sudo apt install pulseview
This worked, and I was able to open Pulseview.
Next, following along with the Sparkfun tutorial, I went to the “Connect a Device” screen, searched for my device, and there it was!
Clicking “Ok”, I was greeted with a somewhat vague and entirely unhelpful error message:
Next, after reading through some of the official documentation, I realized I had missed a key step. On Linux, for Sigrok to work correctly, you need to install the udev rules for it.
The Udev Rules
The official site indicates that you need to install two separate files - 60-libsigrok.rules and either 61-libsigrok-uaccess.rules or 61-libsigrok-plugdev.rules, with the site noting the following:
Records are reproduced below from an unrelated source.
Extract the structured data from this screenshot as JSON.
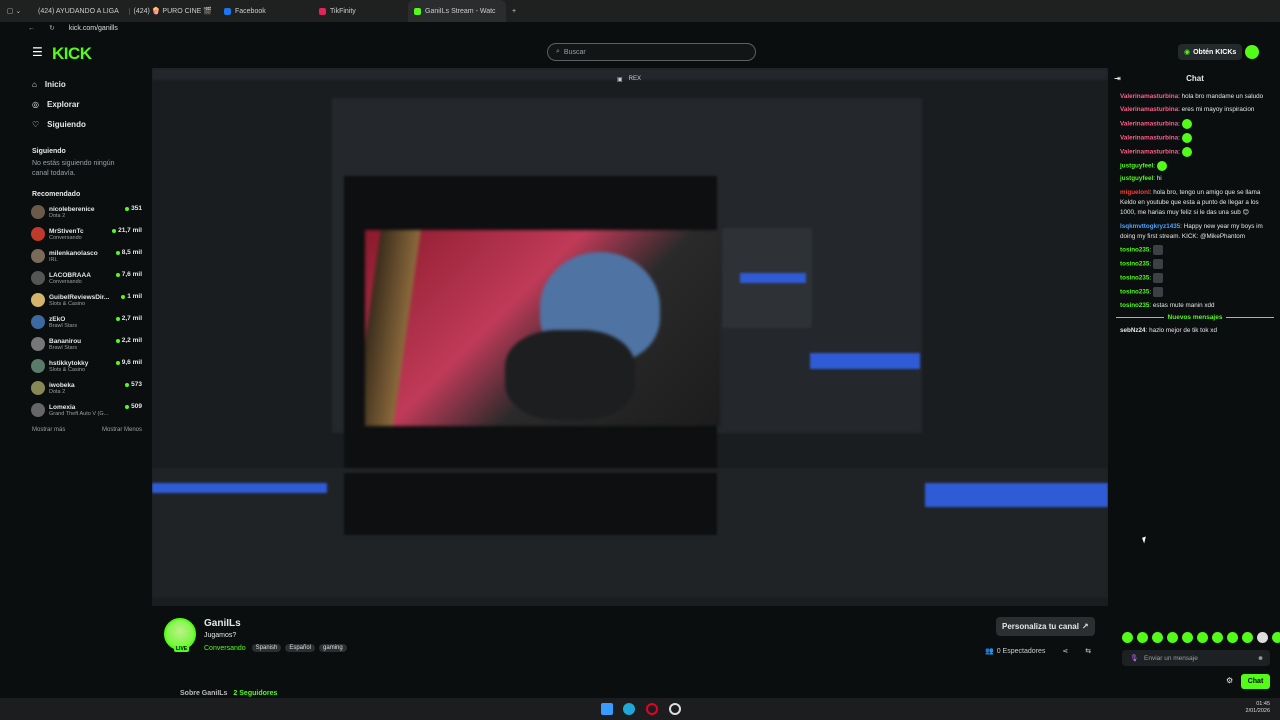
{
  "browser": {
    "tabs": [
      {
        "label": "(424) AYUDANDO A LIGA",
        "color": "#e4002b"
      },
      {
        "label": "(424) 🍿 PURO CINE 🎬",
        "color": "#e4002b"
      },
      {
        "label": "Facebook",
        "color": "#1877f2"
      },
      {
        "label": "TikFinity",
        "color": "#e0245e"
      },
      {
        "label": "GaniILs Stream - Watc",
        "color": "#53fc18"
      }
    ],
    "url": "kick.com/ganills"
  },
  "header": {
    "logo": "KICK",
    "search_placeholder": "Buscar",
    "kicks_button": "Obtén KICKs"
  },
  "sidebar": {
    "nav": [
      {
        "label": "Inicio",
        "icon": "home-icon"
      },
      {
        "label": "Explorar",
        "icon": "compass-icon"
      },
      {
        "label": "Siguiendo",
        "icon": "heart-icon"
      }
    ],
    "following_title": "Siguiendo",
    "following_empty": "No estás siguiendo ningún canal todavía.",
    "recommended_title": "Recomendado",
    "channels": [
      {
        "name": "nicoleberenice",
        "category": "Dota 2",
        "viewers": "351"
      },
      {
        "name": "MrStivenTc",
        "category": "Conversando",
        "viewers": "21,7 mil"
      },
      {
        "name": "milenkanolasco",
        "category": "IRL",
        "viewers": "8,5 mil"
      },
      {
        "name": "LACOBRAAA",
        "category": "Conversando",
        "viewers": "7,6 mil"
      },
      {
        "name": "GuibelReviewsDir...",
        "category": "Slots & Casino",
        "viewers": "1 mil"
      },
      {
        "name": "zEkO",
        "category": "Brawl Stars",
        "viewers": "2,7 mil"
      },
      {
        "name": "Bananirou",
        "category": "Brawl Stars",
        "viewers": "2,2 mil"
      },
      {
        "name": "hstikkytokky",
        "category": "Slots & Casino",
        "viewers": "9,6 mil"
      },
      {
        "name": "iwobeka",
        "category": "Dota 2",
        "viewers": "573"
      },
      {
        "name": "Lomexia",
        "category": "Grand Theft Auto V (G...",
        "viewers": "509"
      }
    ],
    "show_more": "Mostrar más",
    "show_less": "Mostrar Menos"
  },
  "chat": {
    "title": "Chat",
    "messages": [
      {
        "user": "Valerinamasturbina",
        "color": "#ff5e8a",
        "text": "hola bro mandame un saludo"
      },
      {
        "user": "Valerinamasturbina",
        "color": "#ff5e8a",
        "text": "eres mi mayoy inspiracion"
      },
      {
        "user": "Valerinamasturbina",
        "color": "#ff5e8a",
        "text": "",
        "emote": "green"
      },
      {
        "user": "Valerinamasturbina",
        "color": "#ff5e8a",
        "text": "",
        "emote": "green"
      },
      {
        "user": "Valerinamasturbina",
        "color": "#ff5e8a",
        "text": "",
        "emote": "green"
      },
      {
        "user": "justguyfeel",
        "color": "#53fc18",
        "text": "",
        "emote": "green"
      },
      {
        "user": "justguyfeel",
        "color": "#53fc18",
        "text": "hi"
      },
      {
        "user": "miguelonl",
        "color": "#ff3b3b",
        "text": "hola bro, tengo un amigo que se llama Keldo en youtube que esta a punto de llegar a los 1000, me harias muy feliz si le das una sub 😊"
      },
      {
        "user": "Isqkmvttogkryz1435",
        "color": "#4da3ff",
        "text": "Happy new year my boys im doing my first stream. KICK: @MikePhantom"
      },
      {
        "user": "tosino235",
        "color": "#53fc18",
        "text": "",
        "emote": "dark"
      },
      {
        "user": "tosino235",
        "color": "#53fc18",
        "text": "",
        "emote": "dark"
      },
      {
        "user": "tosino235",
        "color": "#53fc18",
        "text": "",
        "emote": "dark"
      },
      {
        "user": "tosino235",
        "color": "#53fc18",
        "text": "",
        "emote": "dark"
      },
      {
        "user": "tosino235",
        "color": "#53fc18",
        "text": "estas mute manin xdd"
      }
    ],
    "new_messages": "Nuevos mensajes",
    "after_messages": [
      {
        "user": "sebNz24",
        "color": "#e6e7e8",
        "text": "hazlo mejor de tik tok xd"
      }
    ],
    "input_placeholder": "Enviar un mensaje",
    "send_button": "Chat"
  },
  "stream": {
    "channel": "GaniILs",
    "title": "Jugamos?",
    "category": "Conversando",
    "tags": [
      "Spanish",
      "Español",
      "gaming"
    ],
    "live_badge": "LIVE",
    "customize_button": "Personaliza tu canal",
    "viewers": "0 Espectadores",
    "about": "Sobre GaniILs",
    "followers": "2 Seguidores",
    "overlay_label": "REX"
  },
  "taskbar": {
    "time": "01:45",
    "date": "2/01/2026",
    "lang": "ESP\nLAA"
  }
}
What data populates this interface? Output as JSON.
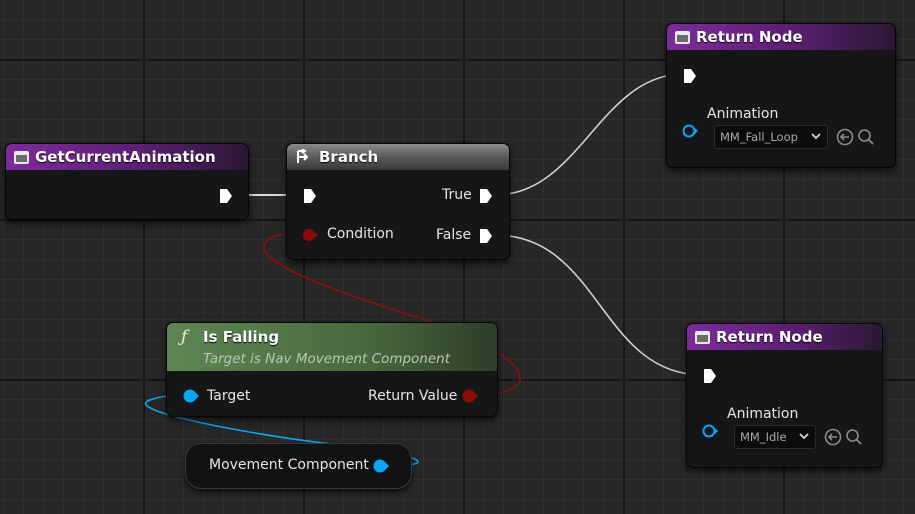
{
  "nodes": {
    "get_current_animation": {
      "title": "GetCurrentAnimation"
    },
    "branch": {
      "title": "Branch",
      "true_label": "True",
      "false_label": "False",
      "condition_label": "Condition"
    },
    "is_falling": {
      "title": "Is Falling",
      "subtitle": "Target is Nav Movement Component",
      "target_label": "Target",
      "return_label": "Return Value",
      "function_glyph": "ƒ"
    },
    "movement_component": {
      "label": "Movement Component"
    },
    "return_node_top": {
      "title": "Return Node",
      "animation_label": "Animation",
      "animation_value": "MM_Fall_Loop"
    },
    "return_node_bottom": {
      "title": "Return Node",
      "animation_label": "Animation",
      "animation_value": "MM_Idle"
    }
  },
  "colors": {
    "exec_pin": "#ffffff",
    "bool_pin": "#8c0a0a",
    "object_pin": "#0aa6f5",
    "function_header": "#7d2b9a",
    "pure_function_header": "#5f8653"
  }
}
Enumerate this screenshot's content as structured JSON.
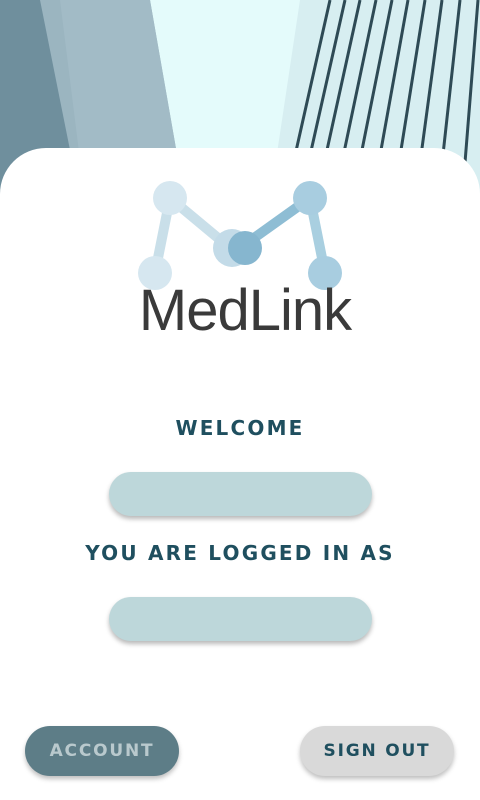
{
  "app": {
    "logo_text": "MedLink"
  },
  "main": {
    "welcome_label": "WELCOME",
    "welcome_value": "",
    "logged_in_label": "YOU ARE LOGGED IN AS",
    "logged_in_value": ""
  },
  "actions": {
    "account_label": "ACCOUNT",
    "signout_label": "SIGN OUT"
  },
  "colors": {
    "accent": "#1f4f5f",
    "field_bg": "#bdd7da",
    "account_button": "#5d7d87",
    "signout_button": "#d9d9d9"
  }
}
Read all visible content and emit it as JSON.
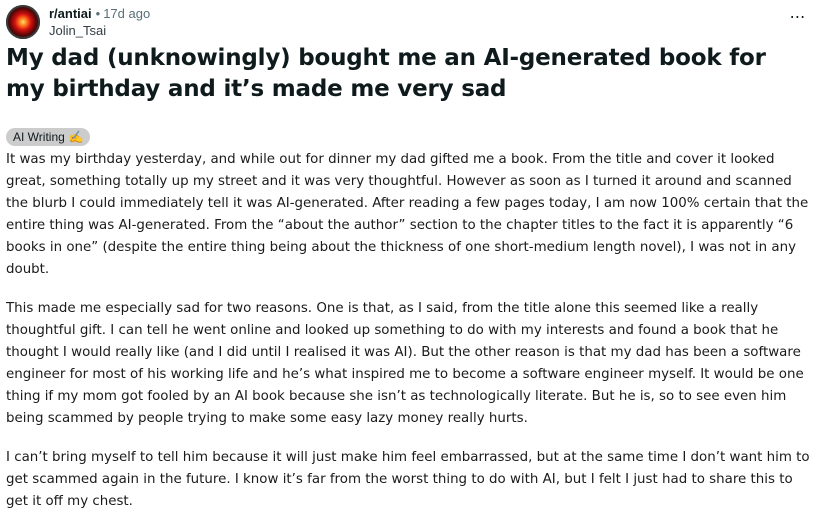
{
  "post": {
    "subreddit": "r/antiai",
    "separator": "•",
    "time_ago": "17d ago",
    "author": "Jolin_Tsai",
    "more_icon": "⋯",
    "title": "My dad (unknowingly) bought me an AI-generated book for my birthday and it’s made me very sad",
    "flair": {
      "text": "AI Writing",
      "emoji": "✍️"
    },
    "body": [
      "It was my birthday yesterday, and while out for dinner my dad gifted me a book. From the title and cover it looked great, something totally up my street and it was very thoughtful. However as soon as I turned it around and scanned the blurb I could immediately tell it was AI-generated. After reading a few pages today, I am now 100% certain that the entire thing was AI-generated. From the “about the author” section to the chapter titles to the fact it is apparently “6 books in one” (despite the entire thing being about the thickness of one short-medium length novel), I was not in any doubt.",
      "This made me especially sad for two reasons. One is that, as I said, from the title alone this seemed like a really thoughtful gift. I can tell he went online and looked up something to do with my interests and found a book that he thought I would really like (and I did until I realised it was AI). But the other reason is that my dad has been a software engineer for most of his working life and he’s what inspired me to become a software engineer myself. It would be one thing if my mom got fooled by an AI book because she isn’t as technologically literate. But he is, so to see even him being scammed by people trying to make some easy lazy money really hurts.",
      "I can’t bring myself to tell him because it will just make him feel embarrassed, but at the same time I don’t want him to get scammed again in the future. I know it’s far from the worst thing to do with AI, but I felt I just had to share this to get it off my chest."
    ]
  }
}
The 61-libsigrok-uaccess.rules is typically used on a system using the systemd/logind mechanism to grant access to plugged in devices to the currently active user. 61-libsigrok-plugdev.rules grants access to all users in the plugdev group. The latter may also serve as a template for creating a local, system specific access rule.
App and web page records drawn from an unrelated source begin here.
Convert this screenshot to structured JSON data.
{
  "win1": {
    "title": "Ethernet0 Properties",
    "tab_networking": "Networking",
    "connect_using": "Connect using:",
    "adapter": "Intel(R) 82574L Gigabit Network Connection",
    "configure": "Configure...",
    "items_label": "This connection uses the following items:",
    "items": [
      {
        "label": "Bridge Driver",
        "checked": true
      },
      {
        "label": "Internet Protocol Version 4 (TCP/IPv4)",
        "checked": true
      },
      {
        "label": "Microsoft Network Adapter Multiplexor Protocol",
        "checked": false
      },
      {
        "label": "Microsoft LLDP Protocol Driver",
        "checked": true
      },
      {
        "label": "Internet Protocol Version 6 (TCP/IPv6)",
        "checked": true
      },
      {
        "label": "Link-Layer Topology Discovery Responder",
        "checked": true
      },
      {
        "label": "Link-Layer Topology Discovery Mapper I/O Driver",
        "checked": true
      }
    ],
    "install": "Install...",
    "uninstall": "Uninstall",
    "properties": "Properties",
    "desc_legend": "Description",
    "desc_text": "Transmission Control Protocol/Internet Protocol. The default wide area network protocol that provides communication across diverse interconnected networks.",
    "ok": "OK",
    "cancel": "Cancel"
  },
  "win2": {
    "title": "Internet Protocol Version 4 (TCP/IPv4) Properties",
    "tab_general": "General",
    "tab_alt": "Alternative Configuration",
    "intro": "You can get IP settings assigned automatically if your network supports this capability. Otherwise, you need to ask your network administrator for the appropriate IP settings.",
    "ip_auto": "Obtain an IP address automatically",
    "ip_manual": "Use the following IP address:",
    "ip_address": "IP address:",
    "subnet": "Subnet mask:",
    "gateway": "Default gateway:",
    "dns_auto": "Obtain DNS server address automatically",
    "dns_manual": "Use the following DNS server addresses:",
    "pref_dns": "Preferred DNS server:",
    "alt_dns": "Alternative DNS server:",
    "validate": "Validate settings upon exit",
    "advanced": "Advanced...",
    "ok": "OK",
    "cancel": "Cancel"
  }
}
The Pulseview documentation makes a note that you need to do this if “... you don’t install the PulseView distro packages (as is the case when using the AppImage or building from source)”, so it is entirely possible that I didn’t need to do this step, and you may not either. Spoiler Alert, this didn’t fix the issue for me, though I didn’t know that then, and I am including it for posterity. You will need to do this if you are using an AppImage or building from source, though, so if that is the case, you can install them as follows:
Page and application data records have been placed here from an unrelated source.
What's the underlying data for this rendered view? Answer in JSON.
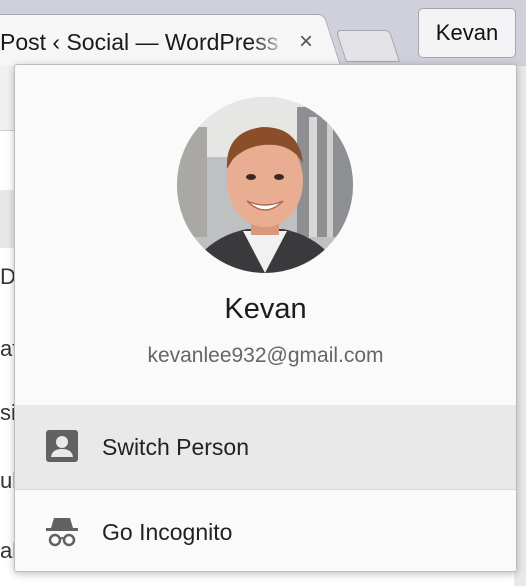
{
  "tab": {
    "title": "Post ‹ Social — WordPress",
    "close_glyph": "×"
  },
  "profile_button": {
    "label": "Kevan"
  },
  "page_behind": {
    "letters": [
      "D",
      "at",
      "sil",
      "ub",
      "al"
    ]
  },
  "popup": {
    "user_name": "Kevan",
    "email": "kevanlee932@gmail.com",
    "avatar_icon": "user-avatar-photo",
    "menu": [
      {
        "label": "Switch Person",
        "icon": "person-icon"
      },
      {
        "label": "Go Incognito",
        "icon": "incognito-icon"
      }
    ]
  },
  "colors": {
    "menu_highlight": "#e9e9e9",
    "icon_gray": "#616161"
  }
}
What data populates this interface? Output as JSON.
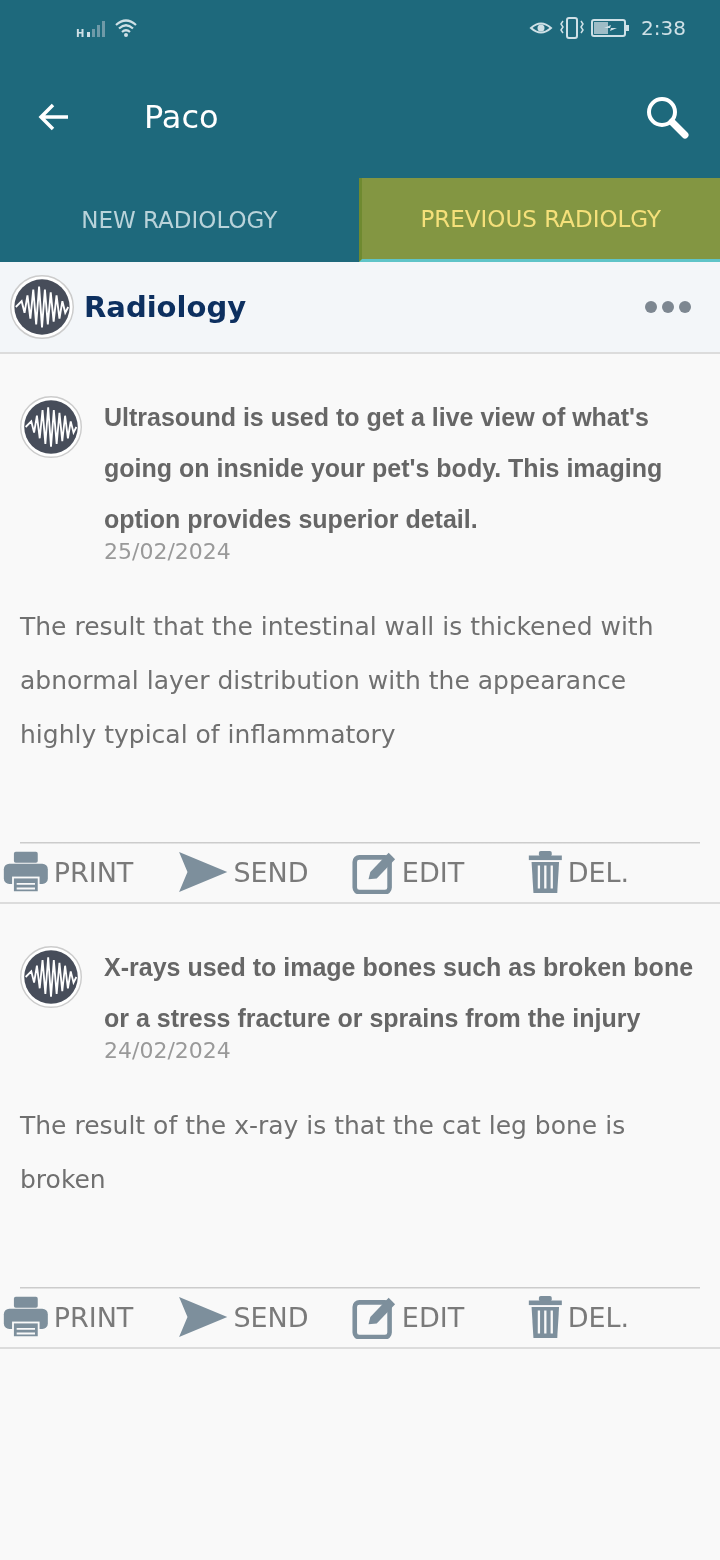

sudo bash cd /etc/udev/rules.d/ wget -O 60-libsigrok.rules "https://sigrok.org/gitweb/?p=libsigrok.git;a=blob_plain;f=contrib/60-libsigrok.rules" wget -O 61-libsigrok-uaccess.rules "https://sigrok.org/gitweb/?p=libsigrok.git;a=blob_plain;f=contrib/61-libsigrok-uaccess.rules" # use this one instead if appropriate # wget -O 61-libsigrok-plugdev.rules "https://sigrok.org/gitweb/?p=libsigrok.git;a=blob_plain;f=contrib/61-libsigrok-plugdev.rules" sudo udevadm control --reload-rules
After this, I rebooted for good measure and tried again. No luck; I was still facing the same error. At this point, I did what I probably should have done to start with and ran pulseview from the terminal so that I could see its stdout and stderr streams. Doing so, I was faced with this error at the time of failure:
sr: resource: Failed to open resource’ fx2lafw-saleae-logic.fw’ (use loglevel 5/spew for details). sr: fx2lafw: Firmware upload failed for device 3.2 (logical), name fx2lafw-saleae-logic.fw. sr: fx2lafw: Unable to get version info: LIBUSB_ERROR_TIMEOUT. sr: fx2lafw: Failed to get firmware version. sr: fx2lafw: Unable to open device.
With this Logic Analyzer and similar models, Sigrok tries to load some custom open-source firmware onto the device before interfacing with it. The problem is I hadn’t downloaded this firmware, so it was failing to do so. I’m not sure where this is covered in the documentation, but after some cursory searching, I came across this thread where the reporter of the issue helpfully outlined exactly what the problem was. Using the information from that thread, I downloaded the latest firmware and extracted it to
/usr/local/share/sigrok-firmware. After this, I restarted Pulseview, and to my delight, it did not immediately crash, and I was able to read data from the Logic Analyzer.
If you are using Linux and are having a rough time getting Sigrok or Pulseview working, here is what I would try, knowing what I now know:
- If the AppImage isn’t working for you, install it from apt, or your distro’s equivalent
- If you built from source, or are using an AppImage, install the udev rules as described above
- If you are using a device that requires custom firmware to work with Sigrok, such as those using the Cypress - FX2 chip, download the firmware, and extract it to
With that, it should be working as intended, and you can get back to grokking signals, as nature intended.